▶ **Work task**
Your answer is to be the count alone: the number of lines in the data below where "glyph" appears.

Stored items from a collection:
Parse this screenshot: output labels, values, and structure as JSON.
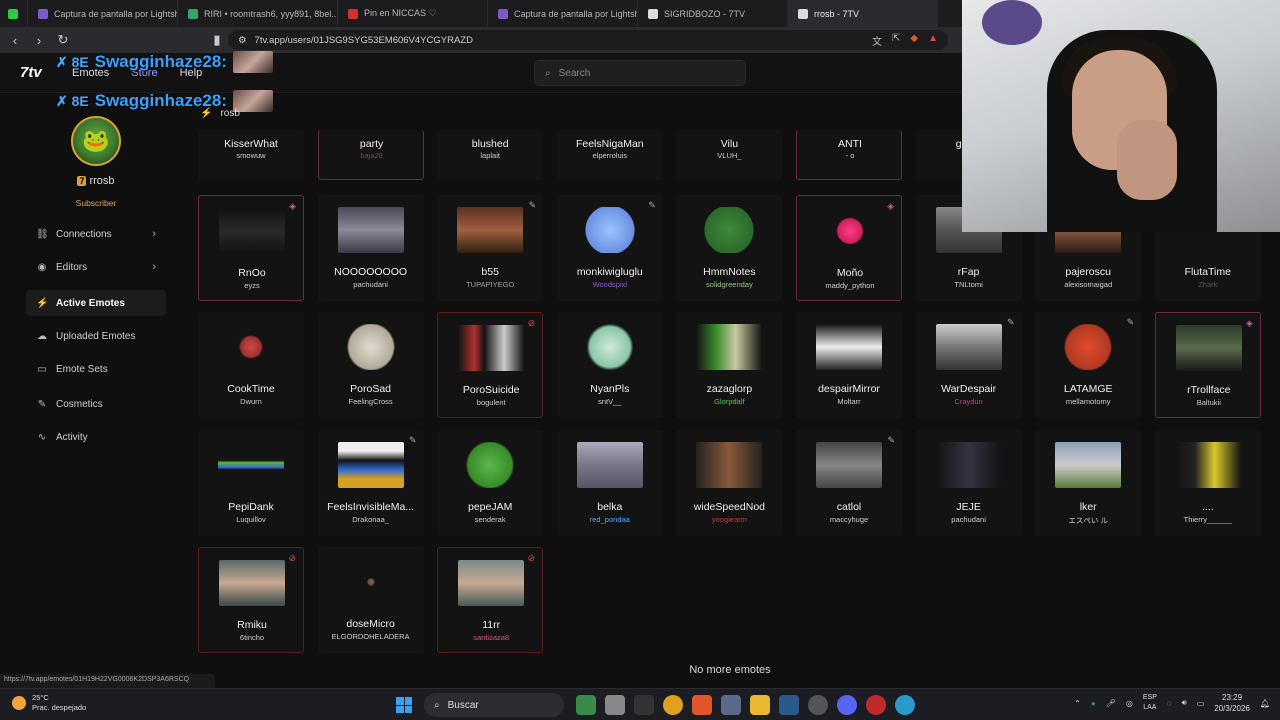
{
  "browser": {
    "tabs": [
      {
        "label": "Captura de pantalla por Lightshot",
        "color": "#7a5cc8"
      },
      {
        "label": "RIRI • roomtrash6, yyy891, 8bel...",
        "color": "#3aa36a"
      },
      {
        "label": "Pin en NICCAS ♡",
        "color": "#d03030"
      },
      {
        "label": "Captura de pantalla por Lightshot",
        "color": "#7a5cc8"
      },
      {
        "label": "SIGRIDBOZO - 7TV",
        "color": "#dddddd"
      },
      {
        "label": "rrosb - 7TV",
        "color": "#dddddd"
      }
    ],
    "url": "7tv.app/users/01JSG9SYG53EM606V4YCGYRAZD",
    "status_url": "https://7tv.app/emotes/01H19H22VG0006K2DSP3A6RSCQ"
  },
  "header": {
    "logo": "7tv",
    "nav": [
      "Emotes",
      "Store",
      "Help"
    ],
    "search_placeholder": "Search"
  },
  "chat": [
    {
      "user": "Swagginhaze28:",
      "badge": "✗ 8E"
    },
    {
      "user": "Swagginhaze28:",
      "badge": "✗ 8E"
    }
  ],
  "profile": {
    "set_name": "rosb",
    "username": "rrosb",
    "role": "Subscriber"
  },
  "sidebar": {
    "items": [
      {
        "label": "Connections",
        "icon": "link-icon",
        "glyph": "⛓",
        "chevron": true,
        "active": false
      },
      {
        "label": "Editors",
        "icon": "editors-icon",
        "glyph": "◉",
        "chevron": true,
        "active": false
      },
      {
        "label": "Active Emotes",
        "icon": "bolt-icon",
        "glyph": "⚡",
        "chevron": false,
        "active": true
      },
      {
        "label": "Uploaded Emotes",
        "icon": "upload-icon",
        "glyph": "☁",
        "chevron": false,
        "active": false
      },
      {
        "label": "Emote Sets",
        "icon": "folder-icon",
        "glyph": "▭",
        "chevron": false,
        "active": false
      },
      {
        "label": "Cosmetics",
        "icon": "brush-icon",
        "glyph": "✎",
        "chevron": false,
        "active": false
      },
      {
        "label": "Activity",
        "icon": "activity-icon",
        "glyph": "∿",
        "chevron": false,
        "active": false
      }
    ]
  },
  "emotes": [
    {
      "name": "KisserWhat",
      "owner": "smowuw",
      "corner": "",
      "style": "",
      "img": "#222",
      "ownerColor": "#cfcfcf"
    },
    {
      "name": "party",
      "owner": "baja28",
      "corner": "",
      "style": "outline-top",
      "img": "#222",
      "ownerColor": "#7a4a60"
    },
    {
      "name": "blushed",
      "owner": "laplait",
      "corner": "",
      "style": "",
      "img": "#222",
      "ownerColor": "#cfcfcf"
    },
    {
      "name": "FeelsNigaMan",
      "owner": "elperroluis",
      "corner": "",
      "style": "",
      "img": "#222",
      "ownerColor": "#cfcfcf"
    },
    {
      "name": "Vilu",
      "owner": "VLUH_",
      "corner": "",
      "style": "",
      "img": "#222",
      "ownerColor": "#cfcfcf"
    },
    {
      "name": "ANTI",
      "owner": "- o",
      "corner": "",
      "style": "outline-top",
      "img": "#222",
      "ownerColor": "#cfcfcf"
    },
    {
      "name": "gatoc",
      "owner": "sa",
      "corner": "",
      "style": "",
      "img": "#222",
      "ownerColor": "#cfcfcf"
    },
    {
      "name": "",
      "owner": "",
      "corner": "",
      "style": "",
      "img": "#131313",
      "ownerColor": "#cfcfcf"
    },
    {
      "name": "",
      "owner": "",
      "corner": "",
      "style": "",
      "img": "#131313",
      "ownerColor": "#cfcfcf"
    },
    {
      "name": "RnOo",
      "owner": "eyzs",
      "corner": "◈",
      "cornerClass": "pink",
      "style": "outline",
      "img": "linear-gradient(#111,#2a2a2a,#111)",
      "ownerColor": "#cfcfcf"
    },
    {
      "name": "NOOOOOOOO",
      "owner": "pachudani",
      "corner": "",
      "style": "",
      "img": "linear-gradient(#4a4a55,#8a8a99,#3a3a44)",
      "ownerColor": "#cfcfcf"
    },
    {
      "name": "b55",
      "owner": "TUPAPIYEGO",
      "corner": "✎",
      "style": "",
      "img": "linear-gradient(#5a3020,#a06040,#302010)",
      "ownerColor": "#a0a0a0"
    },
    {
      "name": "monkiwigluglu",
      "owner": "Woodspixl",
      "corner": "✎",
      "style": "",
      "img": "radial-gradient(circle,#9ac4ff 0%,#6a8fe0 60%,#131313 62%)",
      "ownerColor": "#8a5ad8"
    },
    {
      "name": "HmmNotes",
      "owner": "solidgreenday",
      "corner": "",
      "style": "",
      "img": "radial-gradient(circle,#3e8a3a 0%,#2c6a2a 60%,#131313 62%)",
      "ownerColor": "#9ac48a"
    },
    {
      "name": "Moño",
      "owner": "maddy_python",
      "corner": "◈",
      "cornerClass": "pink",
      "style": "outline",
      "img": "radial-gradient(circle,#ff3d8a 0%,#d0205a 30%,#131313 34%)",
      "ownerColor": "#cfcfcf"
    },
    {
      "name": "rFap",
      "owner": "TNLtomi",
      "corner": "",
      "style": "",
      "img": "linear-gradient(#888,#555,#333)",
      "ownerColor": "#cfcfcf"
    },
    {
      "name": "pajeroscu",
      "owner": "alexisomaigad",
      "corner": "",
      "style": "",
      "img": "linear-gradient(#2a1a14,#8a5a44,#2a1a14)",
      "ownerColor": "#cfcfcf"
    },
    {
      "name": "FlutaTime",
      "owner": "Zhark",
      "corner": "",
      "style": "",
      "img": "#131313",
      "ownerColor": "#555"
    },
    {
      "name": "CookTime",
      "owner": "Dwurn",
      "corner": "",
      "style": "",
      "img": "radial-gradient(circle,#d04a4a 0%,#a03030 25%,#131313 30%)",
      "ownerColor": "#cfcfcf"
    },
    {
      "name": "PoroSad",
      "owner": "FeelingCross",
      "corner": "",
      "style": "",
      "img": "radial-gradient(circle,#e0dcd0 0%,#b0aa9a 55%,#131313 60%)",
      "ownerColor": "#cfcfcf"
    },
    {
      "name": "PoroSuicide",
      "owner": "bogulent",
      "corner": "⊘",
      "cornerClass": "red",
      "style": "red",
      "img": "linear-gradient(90deg,#131313,#b03030 25%,#131313 40%,#ccc 70%,#131313)",
      "ownerColor": "#cfcfcf"
    },
    {
      "name": "NyanPls",
      "owner": "sntV__",
      "corner": "",
      "style": "",
      "img": "radial-gradient(circle,#cfe8d8 0%,#8ac8a8 50%,#131313 58%)",
      "ownerColor": "#cfcfcf"
    },
    {
      "name": "zazaglorp",
      "owner": "Glorpdalf",
      "corner": "",
      "style": "",
      "img": "linear-gradient(90deg,#131313,#3a8a2a 30%,#c8c8a0 60%,#131313)",
      "ownerColor": "#5ac85a"
    },
    {
      "name": "despairMirror",
      "owner": "Moltarr",
      "corner": "",
      "style": "",
      "img": "linear-gradient(#131313,#eee 50%,#222)",
      "ownerColor": "#cfcfcf"
    },
    {
      "name": "WarDespair",
      "owner": "Craydun",
      "corner": "✎",
      "style": "",
      "img": "linear-gradient(#ccc,#777,#333)",
      "ownerColor": "#c83a8a"
    },
    {
      "name": "LATAMGE",
      "owner": "mellamotomy",
      "corner": "✎",
      "style": "",
      "img": "radial-gradient(circle,#e04a30 0%,#b03a20 55%,#131313 60%)",
      "ownerColor": "#cfcfcf"
    },
    {
      "name": "rTrollface",
      "owner": "Baltukii",
      "corner": "◈",
      "cornerClass": "pink",
      "style": "outline",
      "img": "linear-gradient(#2a3a2a,#5a6a4a,#1a1a1a)",
      "ownerColor": "#cfcfcf"
    },
    {
      "name": "PepiDank",
      "owner": "Luquillov",
      "corner": "",
      "style": "",
      "img": "linear-gradient(#131313 40%,#5ab83a 45%,#3a6ad8 55%,#131313 60%)",
      "ownerColor": "#cfcfcf"
    },
    {
      "name": "FeelsInvisibleMa...",
      "owner": "Drakonaa_",
      "corner": "✎",
      "style": "",
      "img": "linear-gradient(#eee 20%,#131313 40%,#2a6ad8 60%,#d8a020 80%)",
      "ownerColor": "#cfcfcf"
    },
    {
      "name": "pepeJAM",
      "owner": "senderak",
      "corner": "",
      "style": "",
      "img": "radial-gradient(circle,#5ab84a 0%,#3a8a2a 55%,#131313 60%)",
      "ownerColor": "#cfcfcf"
    },
    {
      "name": "belka",
      "owner": "red_pondaa",
      "corner": "",
      "style": "",
      "img": "linear-gradient(#aab,#778,#556)",
      "ownerColor": "#5aa8ff"
    },
    {
      "name": "wideSpeedNod",
      "owner": "yoogiearm",
      "corner": "",
      "style": "",
      "img": "linear-gradient(90deg,#222,#8a5a3a,#222)",
      "ownerColor": "#c83a3a"
    },
    {
      "name": "catlol",
      "owner": "maccyhuge",
      "corner": "✎",
      "style": "",
      "img": "linear-gradient(#444,#888,#444)",
      "ownerColor": "#cfcfcf"
    },
    {
      "name": "JEJE",
      "owner": "pachudani",
      "corner": "",
      "style": "",
      "img": "linear-gradient(90deg,#131313,#334,#131313)",
      "ownerColor": "#cfcfcf"
    },
    {
      "name": "lker",
      "owner": "エスぺい ル",
      "corner": "",
      "style": "",
      "img": "linear-gradient(#8aa0b8,#ccc,#5a7a3a)",
      "ownerColor": "#cfcfcf"
    },
    {
      "name": "....",
      "owner": "Thierry______",
      "corner": "",
      "style": "",
      "img": "linear-gradient(90deg,#131313,#222,#d8c82a 60%,#131313)",
      "ownerColor": "#cfcfcf"
    },
    {
      "name": "Rmiku",
      "owner": "6tincho",
      "corner": "⊘",
      "cornerClass": "red",
      "style": "red",
      "img": "linear-gradient(#5a6a6a,#c8a890,#3a4a4a)",
      "ownerColor": "#cfcfcf"
    },
    {
      "name": "doseMicro",
      "owner": "ELGORDOHELADERA",
      "corner": "",
      "style": "",
      "img": "radial-gradient(circle,#8a6a4a 0%,#5a4a3a 8%,#131313 10%)",
      "ownerColor": "#cfcfcf"
    },
    {
      "name": "11rr",
      "owner": "santizaza8",
      "corner": "⊘",
      "cornerClass": "red",
      "style": "red",
      "img": "linear-gradient(#7a8a8a,#c8a890,#4a5a5a)",
      "ownerColor": "#d8508a"
    }
  ],
  "footer_text": "No more emotes",
  "taskbar": {
    "weather_temp": "25°C",
    "weather_desc": "Prac. despejado",
    "search": "Buscar",
    "lang_top": "ESP",
    "lang_bottom": "LAA",
    "time": "23:29",
    "date": "20/3/2026"
  }
}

▶ **Exercise answer**
7